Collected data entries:
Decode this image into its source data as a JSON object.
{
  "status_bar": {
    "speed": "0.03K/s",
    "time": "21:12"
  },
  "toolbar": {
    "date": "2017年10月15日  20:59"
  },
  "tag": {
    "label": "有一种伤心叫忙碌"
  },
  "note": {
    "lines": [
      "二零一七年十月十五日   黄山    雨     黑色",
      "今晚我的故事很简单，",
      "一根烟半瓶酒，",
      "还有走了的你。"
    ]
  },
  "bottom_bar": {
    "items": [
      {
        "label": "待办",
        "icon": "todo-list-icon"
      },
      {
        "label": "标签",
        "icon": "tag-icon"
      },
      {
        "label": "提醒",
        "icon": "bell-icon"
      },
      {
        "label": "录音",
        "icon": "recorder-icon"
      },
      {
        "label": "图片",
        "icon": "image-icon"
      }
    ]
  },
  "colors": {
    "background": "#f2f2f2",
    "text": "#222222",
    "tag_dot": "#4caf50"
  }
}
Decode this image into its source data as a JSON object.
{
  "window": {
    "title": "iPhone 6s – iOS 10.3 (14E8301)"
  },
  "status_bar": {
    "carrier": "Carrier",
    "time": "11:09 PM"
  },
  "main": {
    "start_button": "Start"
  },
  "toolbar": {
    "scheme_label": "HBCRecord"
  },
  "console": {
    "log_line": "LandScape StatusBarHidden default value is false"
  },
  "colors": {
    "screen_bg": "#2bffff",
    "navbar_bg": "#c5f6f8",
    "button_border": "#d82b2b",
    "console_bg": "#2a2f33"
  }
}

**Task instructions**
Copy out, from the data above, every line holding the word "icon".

**Task answer**
        "icon": "todo-list-icon"
        "icon": "tag-icon"
        "icon": "bell-icon"
        "icon": "recorder-icon"
        "icon": "image-icon"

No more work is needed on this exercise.